(Problem statement):
Output each entry that follows exactly. Images stay out.

*** Input data Section Begins ***

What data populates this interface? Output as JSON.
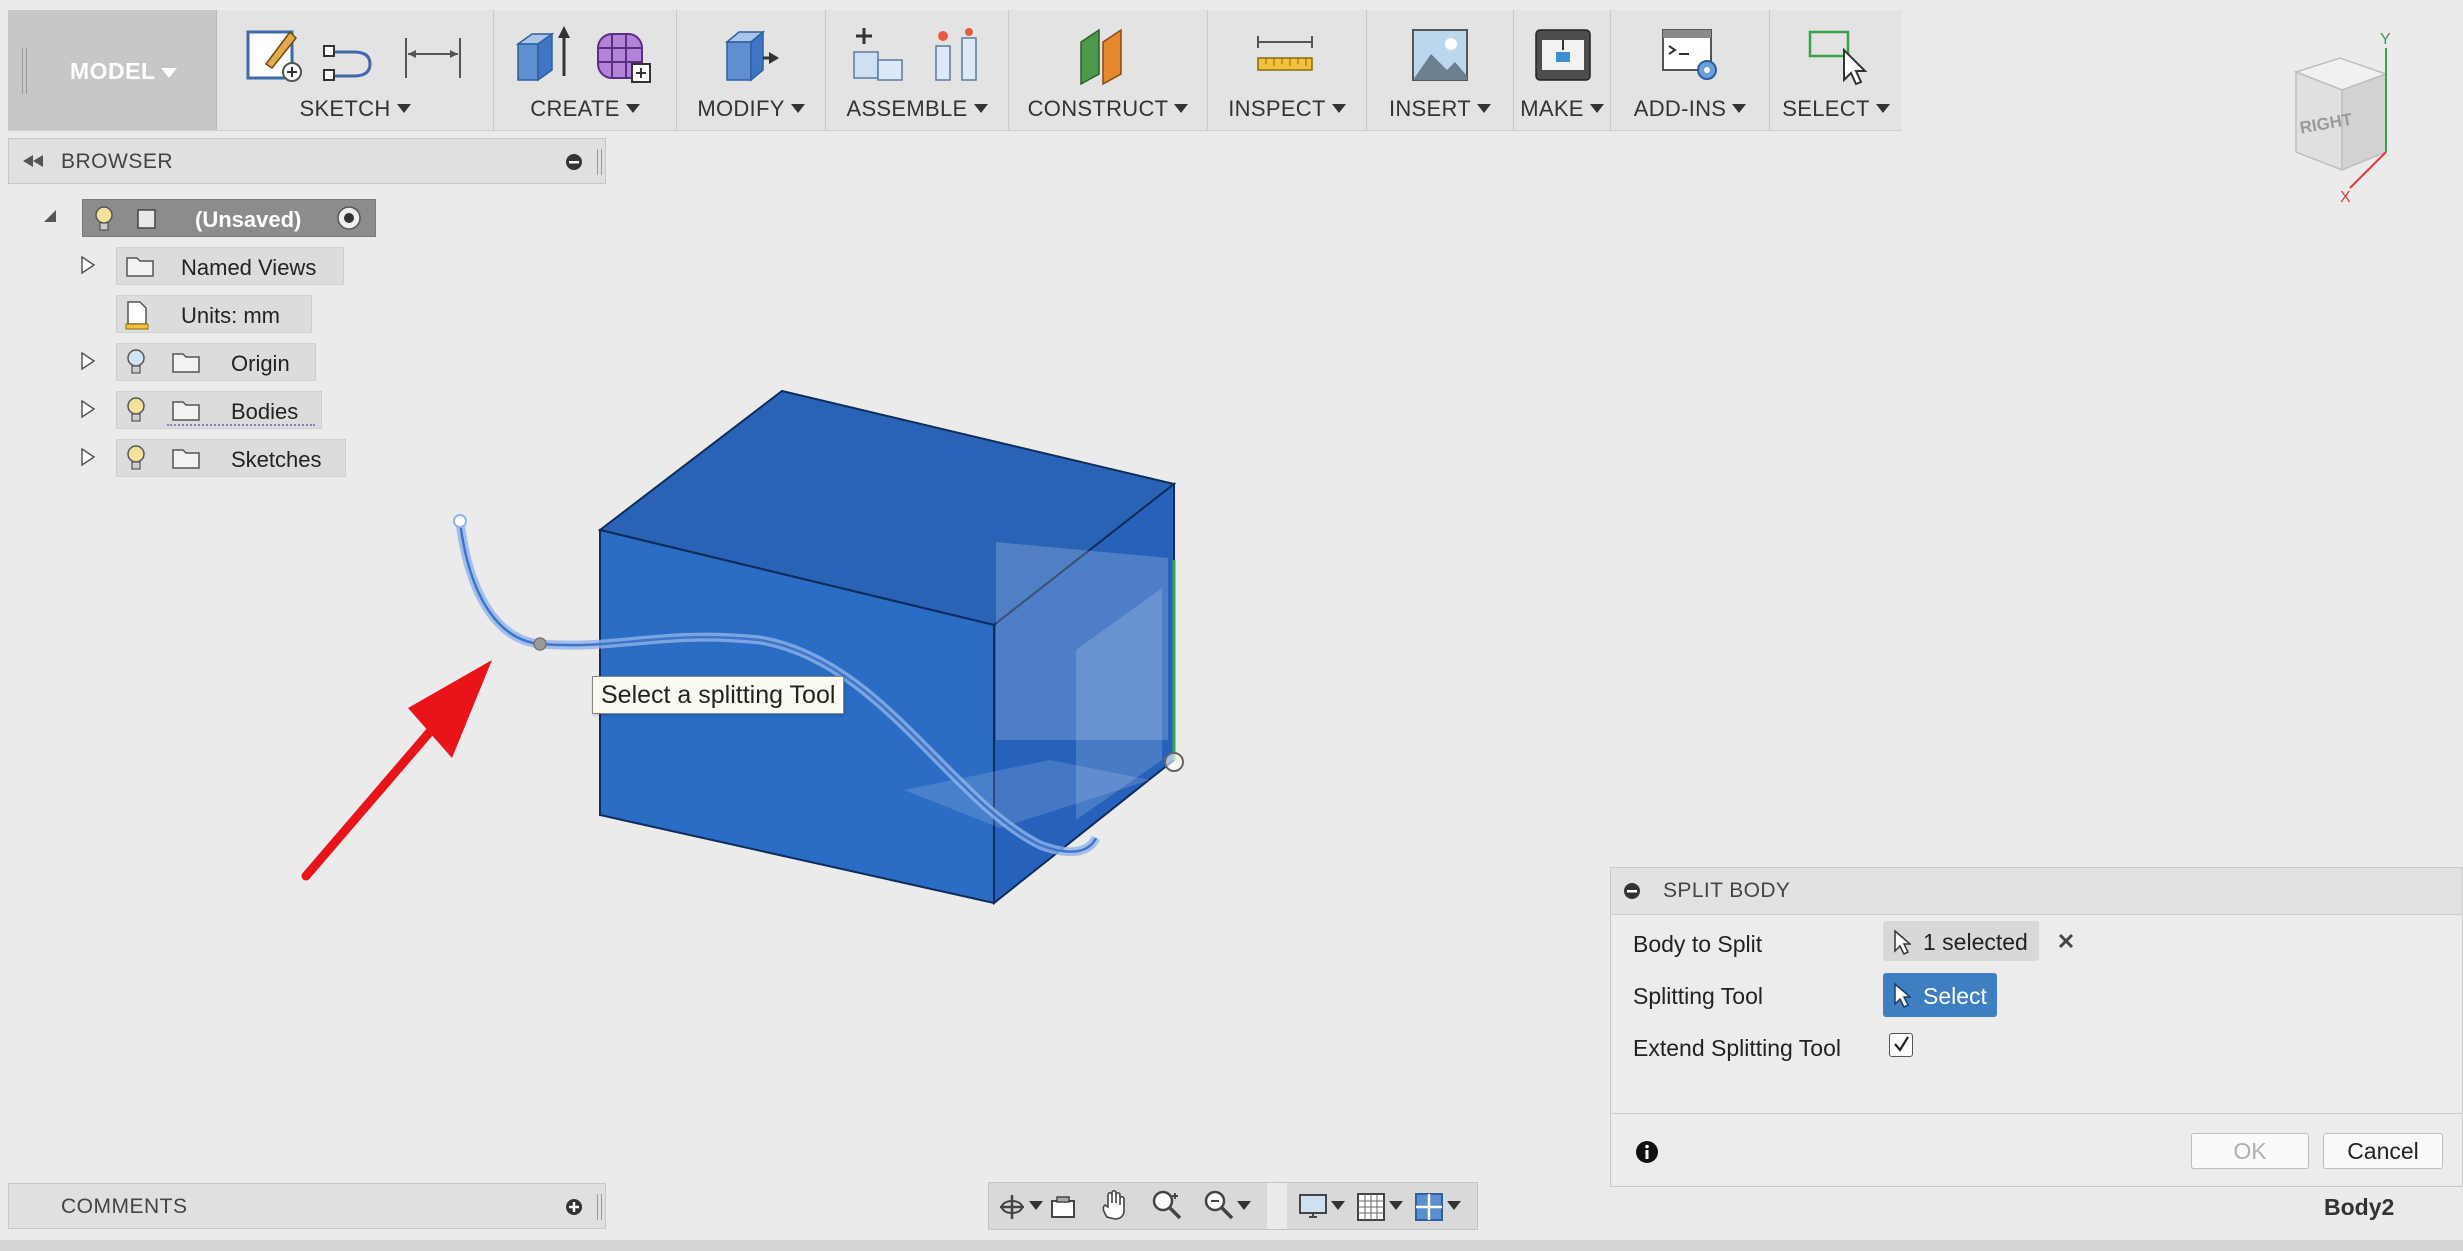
{
  "toolbar": {
    "workspace": "MODEL",
    "groups": [
      {
        "label": "SKETCH",
        "icons": [
          "create-sketch-icon",
          "line-icon",
          "dimension-icon"
        ]
      },
      {
        "label": "CREATE",
        "icons": [
          "extrude-icon",
          "form-icon"
        ]
      },
      {
        "label": "MODIFY",
        "icons": [
          "press-pull-icon"
        ]
      },
      {
        "label": "ASSEMBLE",
        "icons": [
          "new-component-icon",
          "joint-icon"
        ]
      },
      {
        "label": "CONSTRUCT",
        "icons": [
          "offset-plane-icon"
        ]
      },
      {
        "label": "INSPECT",
        "icons": [
          "measure-icon"
        ]
      },
      {
        "label": "INSERT",
        "icons": [
          "insert-image-icon"
        ]
      },
      {
        "label": "MAKE",
        "icons": [
          "3d-print-icon"
        ]
      },
      {
        "label": "ADD-INS",
        "icons": [
          "scripts-icon"
        ]
      },
      {
        "label": "SELECT",
        "icons": [
          "select-icon"
        ]
      }
    ]
  },
  "browser": {
    "title": "BROWSER",
    "root": "(Unsaved)",
    "items": [
      {
        "label": "Named Views"
      },
      {
        "label": "Units: mm"
      },
      {
        "label": "Origin"
      },
      {
        "label": "Bodies"
      },
      {
        "label": "Sketches"
      }
    ]
  },
  "comments": {
    "title": "COMMENTS"
  },
  "viewport": {
    "tooltip": "Select a splitting Tool",
    "viewcube_face": "RIGHT",
    "axis_x": "X",
    "axis_y": "Y",
    "colors": {
      "body": "#2b6cc4",
      "body_top": "#2a63b6",
      "body_side": "#1f56a8",
      "arrow": "#e8141a"
    }
  },
  "dialog": {
    "title": "SPLIT BODY",
    "body_to_split_label": "Body to Split",
    "body_to_split_value": "1 selected",
    "splitting_tool_label": "Splitting Tool",
    "splitting_tool_value": "Select",
    "extend_label": "Extend Splitting Tool",
    "extend_checked": true,
    "ok_label": "OK",
    "cancel_label": "Cancel"
  },
  "status": {
    "active_body": "Body2"
  }
}
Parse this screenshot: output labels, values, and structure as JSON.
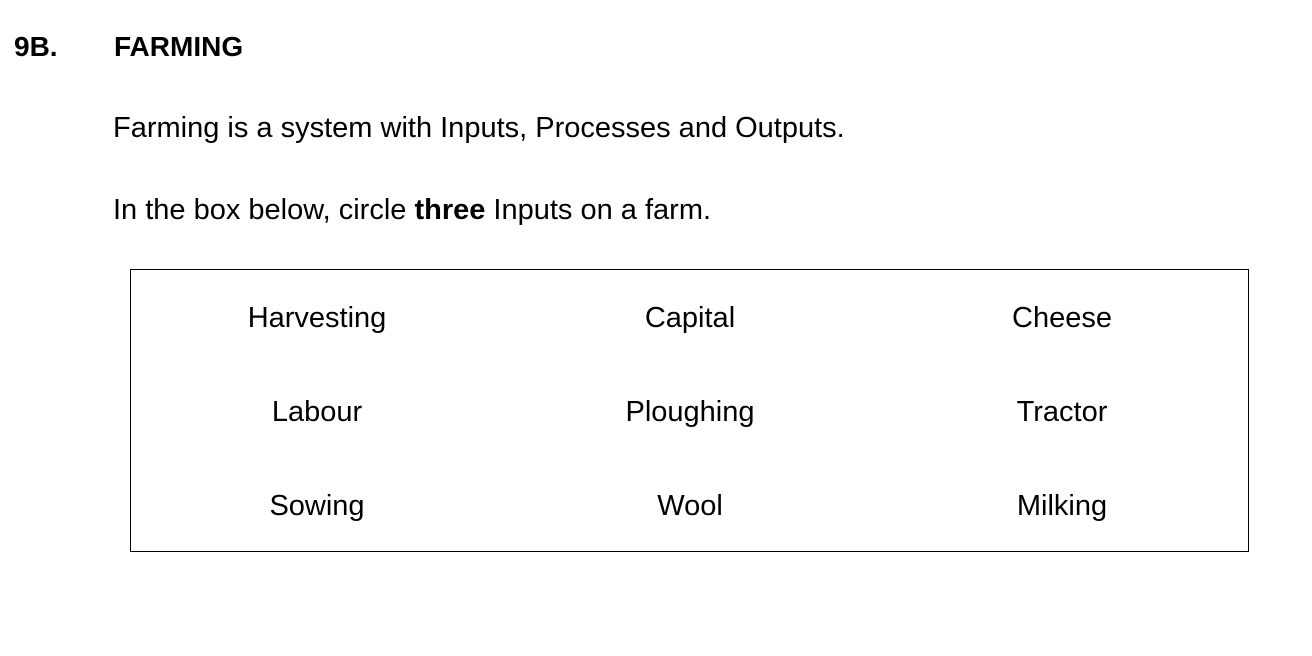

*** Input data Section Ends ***

(Answer for the task):
What data populates this interface? Output as JSON.
{
  "toolbar": {
    "workspace": "MODEL",
    "groups": [
      {
        "label": "SKETCH",
        "icons": [
          "create-sketch-icon",
          "line-icon",
          "dimension-icon"
        ]
      },
      {
        "label": "CREATE",
        "icons": [
          "extrude-icon",
          "form-icon"
        ]
      },
      {
        "label": "MODIFY",
        "icons": [
          "press-pull-icon"
        ]
      },
      {
        "label": "ASSEMBLE",
        "icons": [
          "new-component-icon",
          "joint-icon"
        ]
      },
      {
        "label": "CONSTRUCT",
        "icons": [
          "offset-plane-icon"
        ]
      },
      {
        "label": "INSPECT",
        "icons": [
          "measure-icon"
        ]
      },
      {
        "label": "INSERT",
        "icons": [
          "insert-image-icon"
        ]
      },
      {
        "label": "MAKE",
        "icons": [
          "3d-print-icon"
        ]
      },
      {
        "label": "ADD-INS",
        "icons": [
          "scripts-icon"
        ]
      },
      {
        "label": "SELECT",
        "icons": [
          "select-icon"
        ]
      }
    ]
  },
  "browser": {
    "title": "BROWSER",
    "root": "(Unsaved)",
    "items": [
      {
        "label": "Named Views"
      },
      {
        "label": "Units: mm"
      },
      {
        "label": "Origin"
      },
      {
        "label": "Bodies"
      },
      {
        "label": "Sketches"
      }
    ]
  },
  "comments": {
    "title": "COMMENTS"
  },
  "viewport": {
    "tooltip": "Select a splitting Tool",
    "viewcube_face": "RIGHT",
    "axis_x": "X",
    "axis_y": "Y",
    "colors": {
      "body": "#2b6cc4",
      "body_top": "#2a63b6",
      "body_side": "#1f56a8",
      "arrow": "#e8141a"
    }
  },
  "dialog": {
    "title": "SPLIT BODY",
    "body_to_split_label": "Body to Split",
    "body_to_split_value": "1 selected",
    "splitting_tool_label": "Splitting Tool",
    "splitting_tool_value": "Select",
    "extend_label": "Extend Splitting Tool",
    "extend_checked": true,
    "ok_label": "OK",
    "cancel_label": "Cancel"
  },
  "status": {
    "active_body": "Body2"
  }
}
Parse this screenshot: output labels, values, and structure as JSON.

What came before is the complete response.